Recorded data
----------
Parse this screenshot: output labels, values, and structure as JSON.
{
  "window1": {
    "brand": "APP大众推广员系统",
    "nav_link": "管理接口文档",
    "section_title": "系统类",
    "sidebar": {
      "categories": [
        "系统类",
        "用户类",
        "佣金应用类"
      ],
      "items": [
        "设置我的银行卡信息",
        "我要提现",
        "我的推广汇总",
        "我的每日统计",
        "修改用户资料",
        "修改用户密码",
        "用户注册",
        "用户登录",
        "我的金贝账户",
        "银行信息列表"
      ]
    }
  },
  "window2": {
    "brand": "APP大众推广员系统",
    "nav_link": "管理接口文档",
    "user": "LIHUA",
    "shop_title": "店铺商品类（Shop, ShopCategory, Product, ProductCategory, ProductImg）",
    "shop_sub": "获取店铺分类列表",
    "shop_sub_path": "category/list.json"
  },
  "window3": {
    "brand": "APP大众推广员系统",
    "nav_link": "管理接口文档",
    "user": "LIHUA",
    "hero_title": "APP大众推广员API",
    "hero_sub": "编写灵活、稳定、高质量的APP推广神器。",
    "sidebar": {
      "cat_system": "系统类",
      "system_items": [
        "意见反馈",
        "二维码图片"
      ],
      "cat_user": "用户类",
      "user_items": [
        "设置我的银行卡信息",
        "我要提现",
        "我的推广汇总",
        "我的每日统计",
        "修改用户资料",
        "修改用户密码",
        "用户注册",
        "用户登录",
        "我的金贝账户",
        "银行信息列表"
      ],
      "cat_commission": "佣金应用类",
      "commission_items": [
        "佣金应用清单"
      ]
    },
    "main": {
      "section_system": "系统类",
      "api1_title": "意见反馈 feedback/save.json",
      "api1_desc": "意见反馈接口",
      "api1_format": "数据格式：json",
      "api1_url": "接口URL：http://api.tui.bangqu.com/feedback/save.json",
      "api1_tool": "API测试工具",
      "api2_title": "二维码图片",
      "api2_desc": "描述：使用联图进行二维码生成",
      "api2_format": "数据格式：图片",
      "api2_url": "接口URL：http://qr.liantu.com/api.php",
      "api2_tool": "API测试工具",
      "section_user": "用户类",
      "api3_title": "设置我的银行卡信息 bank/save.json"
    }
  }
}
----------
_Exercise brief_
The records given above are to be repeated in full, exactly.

_Answer to this task_
Parse this screenshot: output labels, values, and structure as JSON.
{
  "window1": {
    "brand": "APP大众推广员系统",
    "nav_link": "管理接口文档",
    "section_title": "系统类",
    "sidebar": {
      "categories": [
        "系统类",
        "用户类",
        "佣金应用类"
      ],
      "items": [
        "设置我的银行卡信息",
        "我要提现",
        "我的推广汇总",
        "我的每日统计",
        "修改用户资料",
        "修改用户密码",
        "用户注册",
        "用户登录",
        "我的金贝账户",
        "银行信息列表"
      ]
    }
  },
  "window2": {
    "brand": "APP大众推广员系统",
    "nav_link": "管理接口文档",
    "user": "LIHUA",
    "shop_title": "店铺商品类（Shop, ShopCategory, Product, ProductCategory, ProductImg）",
    "shop_sub": "获取店铺分类列表",
    "shop_sub_path": "category/list.json"
  },
  "window3": {
    "brand": "APP大众推广员系统",
    "nav_link": "管理接口文档",
    "user": "LIHUA",
    "hero_title": "APP大众推广员API",
    "hero_sub": "编写灵活、稳定、高质量的APP推广神器。",
    "sidebar": {
      "cat_system": "系统类",
      "system_items": [
        "意见反馈",
        "二维码图片"
      ],
      "cat_user": "用户类",
      "user_items": [
        "设置我的银行卡信息",
        "我要提现",
        "我的推广汇总",
        "我的每日统计",
        "修改用户资料",
        "修改用户密码",
        "用户注册",
        "用户登录",
        "我的金贝账户",
        "银行信息列表"
      ],
      "cat_commission": "佣金应用类",
      "commission_items": [
        "佣金应用清单"
      ]
    },
    "main": {
      "section_system": "系统类",
      "api1_title": "意见反馈 feedback/save.json",
      "api1_desc": "意见反馈接口",
      "api1_format": "数据格式：json",
      "api1_url": "接口URL：http://api.tui.bangqu.com/feedback/save.json",
      "api1_tool": "API测试工具",
      "api2_title": "二维码图片",
      "api2_desc": "描述：使用联图进行二维码生成",
      "api2_format": "数据格式：图片",
      "api2_url": "接口URL：http://qr.liantu.com/api.php",
      "api2_tool": "API测试工具",
      "section_user": "用户类",
      "api3_title": "设置我的银行卡信息 bank/save.json"
    }
  }
}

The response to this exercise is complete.